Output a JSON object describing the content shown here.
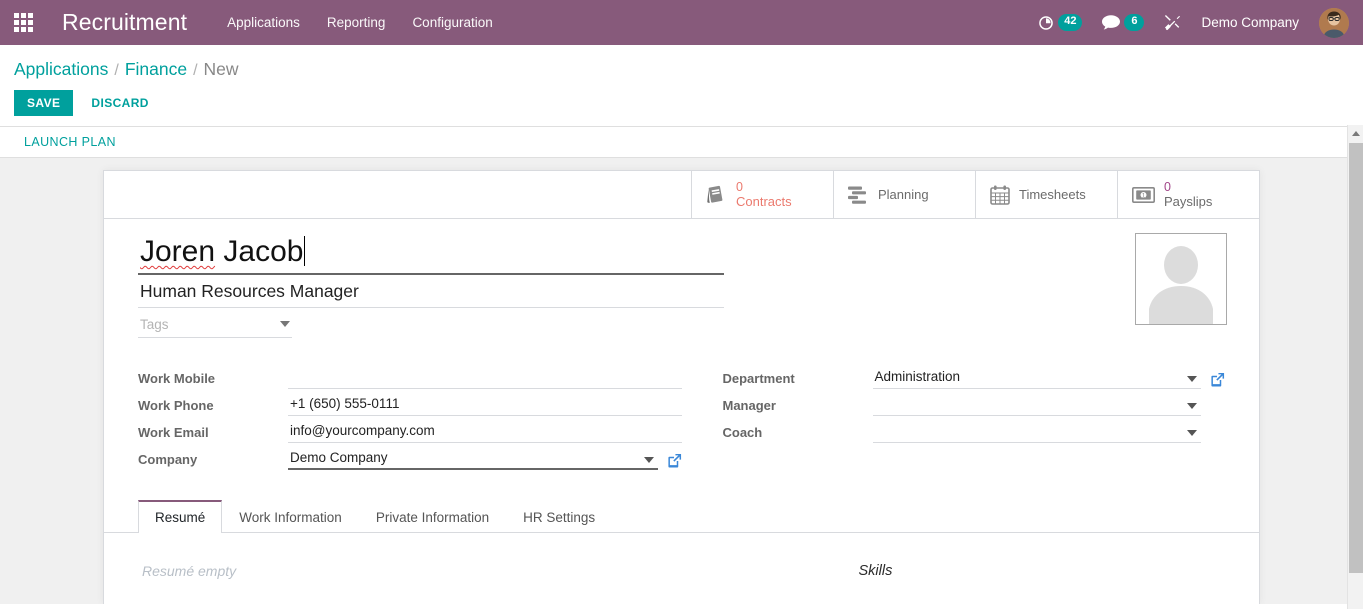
{
  "navbar": {
    "apps_icon": "grid-apps-icon",
    "brand": "Recruitment",
    "menu": [
      {
        "label": "Applications"
      },
      {
        "label": "Reporting"
      },
      {
        "label": "Configuration"
      }
    ],
    "activities": {
      "icon": "clock-icon",
      "count": "42"
    },
    "messages": {
      "icon": "chat-bubble-icon",
      "count": "6"
    },
    "debug": {
      "icon": "tools-icon"
    },
    "company": "Demo Company",
    "avatar": "user-avatar"
  },
  "control_panel": {
    "breadcrumb": {
      "root": "Applications",
      "parent": "Finance",
      "current": "New",
      "separator": "/"
    },
    "save_label": "SAVE",
    "discard_label": "DISCARD",
    "launch_plan_label": "LAUNCH PLAN"
  },
  "smart_buttons": [
    {
      "icon": "book-icon",
      "value": "0",
      "label": "Contracts"
    },
    {
      "icon": "gantt-icon",
      "value": "",
      "label": "Planning"
    },
    {
      "icon": "calendar-icon",
      "value": "",
      "label": "Timesheets"
    },
    {
      "icon": "money-icon",
      "value": "0",
      "label": "Payslips"
    }
  ],
  "record": {
    "name": "Joren Jacob",
    "name_spell_error_word": "Joren",
    "name_rest": " Jacob",
    "job_title": "Human Resources Manager",
    "tags_placeholder": "Tags",
    "avatar_icon": "person-placeholder-icon"
  },
  "fields_left": [
    {
      "label": "Work Mobile",
      "value": "",
      "type": "text"
    },
    {
      "label": "Work Phone",
      "value": "+1 (650) 555-0111",
      "type": "text"
    },
    {
      "label": "Work Email",
      "value": "info@yourcompany.com",
      "type": "text"
    },
    {
      "label": "Company",
      "value": "Demo Company",
      "type": "many2one"
    }
  ],
  "fields_right": [
    {
      "label": "Department",
      "value": "Administration",
      "type": "many2one"
    },
    {
      "label": "Manager",
      "value": "",
      "type": "many2one"
    },
    {
      "label": "Coach",
      "value": "",
      "type": "many2one"
    }
  ],
  "notebook": {
    "tabs": [
      {
        "label": "Resumé",
        "active": true
      },
      {
        "label": "Work Information",
        "active": false
      },
      {
        "label": "Private Information",
        "active": false
      },
      {
        "label": "HR Settings",
        "active": false
      }
    ],
    "resume_empty_text": "Resumé empty",
    "skills_title": "Skills"
  },
  "colors": {
    "brand_purple": "#875A7B",
    "accent_teal": "#00A09D",
    "contracts_red": "#eb7a6e",
    "payslips_purple": "#a24689",
    "link_blue": "#3a87d8"
  }
}
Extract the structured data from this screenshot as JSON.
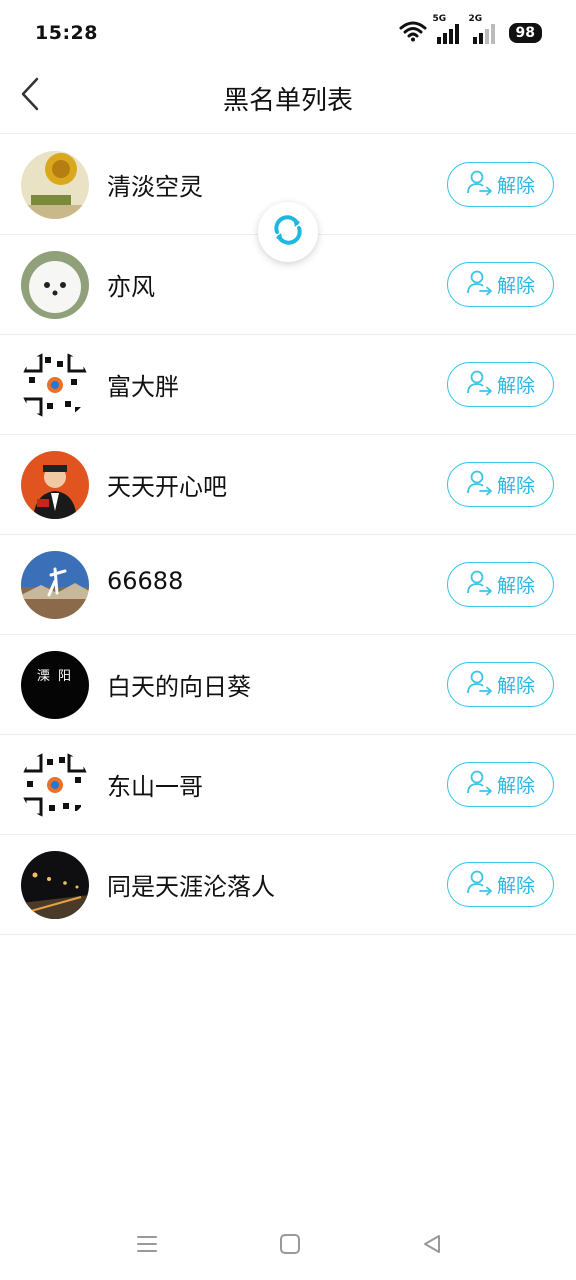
{
  "status": {
    "time": "15:28",
    "net1": "5G",
    "net2": "2G",
    "battery": "98"
  },
  "header": {
    "title": "黑名单列表",
    "back_icon": "chevron-left-icon"
  },
  "colors": {
    "accent": "#3ec5e6",
    "divider": "#ececec"
  },
  "blocked": {
    "unblock_icon": "user-arrow-icon",
    "items": [
      {
        "name": "清淡空灵",
        "button": "解除"
      },
      {
        "name": "亦风",
        "button": "解除"
      },
      {
        "name": "富大胖",
        "button": "解除"
      },
      {
        "name": "天天开心吧",
        "button": "解除"
      },
      {
        "name": "66688",
        "button": "解除"
      },
      {
        "name": "白天的向日葵",
        "button": "解除",
        "avatar_text": "溧 阳"
      },
      {
        "name": "东山一哥",
        "button": "解除"
      },
      {
        "name": "同是天涯沦落人",
        "button": "解除"
      }
    ]
  },
  "refresh": {
    "icon": "refresh-icon"
  },
  "system_nav": {
    "menu_icon": "menu-icon",
    "home_icon": "home-icon",
    "back_icon": "back-triangle-icon"
  }
}
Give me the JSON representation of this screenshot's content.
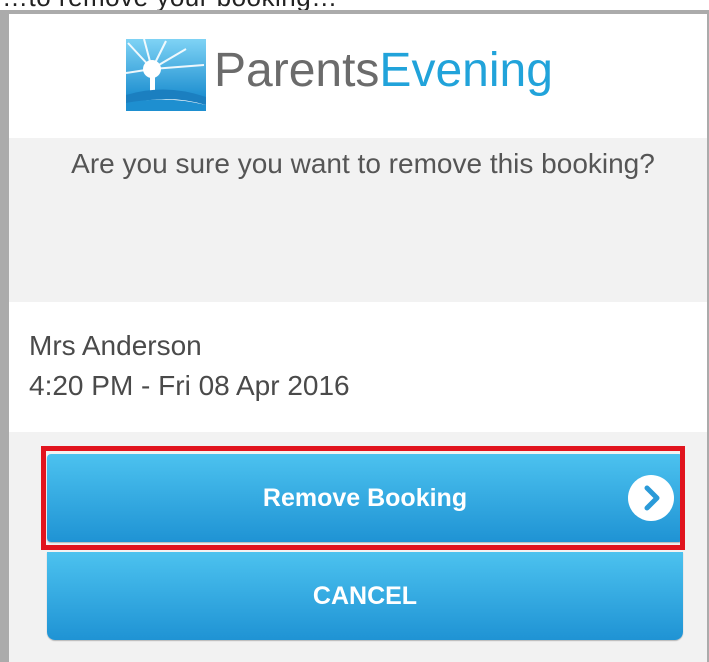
{
  "top_cropped_text": "…to remove your booking…",
  "brand": {
    "part1": "Parents",
    "part2": "Evening",
    "colors": {
      "primary": "#21a3da",
      "grey": "#6b6b6b"
    }
  },
  "dialog": {
    "question": "Are you sure you want to remove this booking?",
    "booking": {
      "teacher": "Mrs Anderson",
      "time": "4:20 PM - Fri 08 Apr 2016"
    }
  },
  "buttons": {
    "remove_label": "Remove Booking",
    "remove_icon": "chevron-right-circle-icon",
    "cancel_label": "CANCEL"
  },
  "colors": {
    "button": "#1f93d4",
    "highlight": "#e1141e"
  }
}
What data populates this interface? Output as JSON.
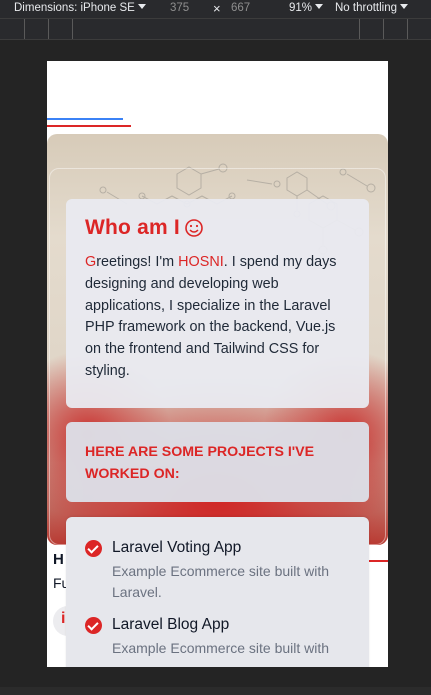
{
  "devtools": {
    "dimensions_label": "Dimensions: iPhone SE",
    "width": "375",
    "times": "×",
    "height": "667",
    "zoom": "91%",
    "throttling": "No throttling"
  },
  "about": {
    "title": "Who am I",
    "intro_first_letter": "G",
    "intro_a": "reetings! I'm ",
    "name": "HOSNI",
    "intro_b": ". I spend my days designing and developing web applications, I specialize in the Laravel PHP framework on the backend, Vue.js on the frontend and Tailwind CSS for styling."
  },
  "projects": {
    "heading": "HERE ARE SOME PROJECTS I'VE WORKED ON:",
    "items": [
      {
        "name": "Laravel Voting App",
        "description": "Example Ecommerce site built with Laravel."
      },
      {
        "name": "Laravel Blog App",
        "description": "Example Ecommerce site built with"
      }
    ]
  },
  "partial": {
    "heading_letter": "H",
    "sub_letters": "Fu",
    "pill_letter": "i"
  },
  "colors": {
    "accent_red": "#dc2626",
    "accent_blue": "#3b82f6"
  }
}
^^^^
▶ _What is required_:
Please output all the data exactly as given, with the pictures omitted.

▶ _Exercise answer_:
Output a JSON object describing the content shown here.
{
  "navbar": {
    "apps_icon": "grid-apps-icon",
    "brand": "Recruitment",
    "menu": [
      {
        "label": "Applications"
      },
      {
        "label": "Reporting"
      },
      {
        "label": "Configuration"
      }
    ],
    "activities": {
      "icon": "clock-icon",
      "count": "42"
    },
    "messages": {
      "icon": "chat-bubble-icon",
      "count": "6"
    },
    "debug": {
      "icon": "tools-icon"
    },
    "company": "Demo Company",
    "avatar": "user-avatar"
  },
  "control_panel": {
    "breadcrumb": {
      "root": "Applications",
      "parent": "Finance",
      "current": "New",
      "separator": "/"
    },
    "save_label": "SAVE",
    "discard_label": "DISCARD",
    "launch_plan_label": "LAUNCH PLAN"
  },
  "smart_buttons": [
    {
      "icon": "book-icon",
      "value": "0",
      "label": "Contracts"
    },
    {
      "icon": "gantt-icon",
      "value": "",
      "label": "Planning"
    },
    {
      "icon": "calendar-icon",
      "value": "",
      "label": "Timesheets"
    },
    {
      "icon": "money-icon",
      "value": "0",
      "label": "Payslips"
    }
  ],
  "record": {
    "name": "Joren Jacob",
    "name_spell_error_word": "Joren",
    "name_rest": " Jacob",
    "job_title": "Human Resources Manager",
    "tags_placeholder": "Tags",
    "avatar_icon": "person-placeholder-icon"
  },
  "fields_left": [
    {
      "label": "Work Mobile",
      "value": "",
      "type": "text"
    },
    {
      "label": "Work Phone",
      "value": "+1 (650) 555-0111",
      "type": "text"
    },
    {
      "label": "Work Email",
      "value": "info@yourcompany.com",
      "type": "text"
    },
    {
      "label": "Company",
      "value": "Demo Company",
      "type": "many2one"
    }
  ],
  "fields_right": [
    {
      "label": "Department",
      "value": "Administration",
      "type": "many2one"
    },
    {
      "label": "Manager",
      "value": "",
      "type": "many2one"
    },
    {
      "label": "Coach",
      "value": "",
      "type": "many2one"
    }
  ],
  "notebook": {
    "tabs": [
      {
        "label": "Resumé",
        "active": true
      },
      {
        "label": "Work Information",
        "active": false
      },
      {
        "label": "Private Information",
        "active": false
      },
      {
        "label": "HR Settings",
        "active": false
      }
    ],
    "resume_empty_text": "Resumé empty",
    "skills_title": "Skills"
  },
  "colors": {
    "brand_purple": "#875A7B",
    "accent_teal": "#00A09D",
    "contracts_red": "#eb7a6e",
    "payslips_purple": "#a24689",
    "link_blue": "#3a87d8"
  }
}
Extract the structured data from this screenshot as JSON.
{
  "status": {
    "time": "15:28",
    "net1": "5G",
    "net2": "2G",
    "battery": "98"
  },
  "header": {
    "title": "黑名单列表",
    "back_icon": "chevron-left-icon"
  },
  "colors": {
    "accent": "#3ec5e6",
    "divider": "#ececec"
  },
  "blocked": {
    "unblock_icon": "user-arrow-icon",
    "items": [
      {
        "name": "清淡空灵",
        "button": "解除"
      },
      {
        "name": "亦风",
        "button": "解除"
      },
      {
        "name": "富大胖",
        "button": "解除"
      },
      {
        "name": "天天开心吧",
        "button": "解除"
      },
      {
        "name": "66688",
        "button": "解除"
      },
      {
        "name": "白天的向日葵",
        "button": "解除",
        "avatar_text": "溧 阳"
      },
      {
        "name": "东山一哥",
        "button": "解除"
      },
      {
        "name": "同是天涯沦落人",
        "button": "解除"
      }
    ]
  },
  "refresh": {
    "icon": "refresh-icon"
  },
  "system_nav": {
    "menu_icon": "menu-icon",
    "home_icon": "home-icon",
    "back_icon": "back-triangle-icon"
  }
}
Give me the JSON representation of this screenshot's content.
{
  "top_cropped_text": "…to remove your booking…",
  "brand": {
    "part1": "Parents",
    "part2": "Evening",
    "colors": {
      "primary": "#21a3da",
      "grey": "#6b6b6b"
    }
  },
  "dialog": {
    "question": "Are you sure you want to remove this booking?",
    "booking": {
      "teacher": "Mrs Anderson",
      "time": "4:20 PM - Fri 08 Apr 2016"
    }
  },
  "buttons": {
    "remove_label": "Remove Booking",
    "remove_icon": "chevron-right-circle-icon",
    "cancel_label": "CANCEL"
  },
  "colors": {
    "button": "#1f93d4",
    "highlight": "#e1141e"
  }
}
What data populates this interface? Output as JSON.
{
  "devtools": {
    "dimensions_label": "Dimensions: iPhone SE",
    "width": "375",
    "times": "×",
    "height": "667",
    "zoom": "91%",
    "throttling": "No throttling"
  },
  "about": {
    "title": "Who am I",
    "intro_first_letter": "G",
    "intro_a": "reetings! I'm ",
    "name": "HOSNI",
    "intro_b": ". I spend my days designing and developing web applications, I specialize in the Laravel PHP framework on the backend, Vue.js on the frontend and Tailwind CSS for styling."
  },
  "projects": {
    "heading": "HERE ARE SOME PROJECTS I'VE WORKED ON:",
    "items": [
      {
        "name": "Laravel Voting App",
        "description": "Example Ecommerce site built with Laravel."
      },
      {
        "name": "Laravel Blog App",
        "description": "Example Ecommerce site built with"
      }
    ]
  },
  "partial": {
    "heading_letter": "H",
    "sub_letters": "Fu",
    "pill_letter": "i"
  },
  "colors": {
    "accent_red": "#dc2626",
    "accent_blue": "#3b82f6"
  }
}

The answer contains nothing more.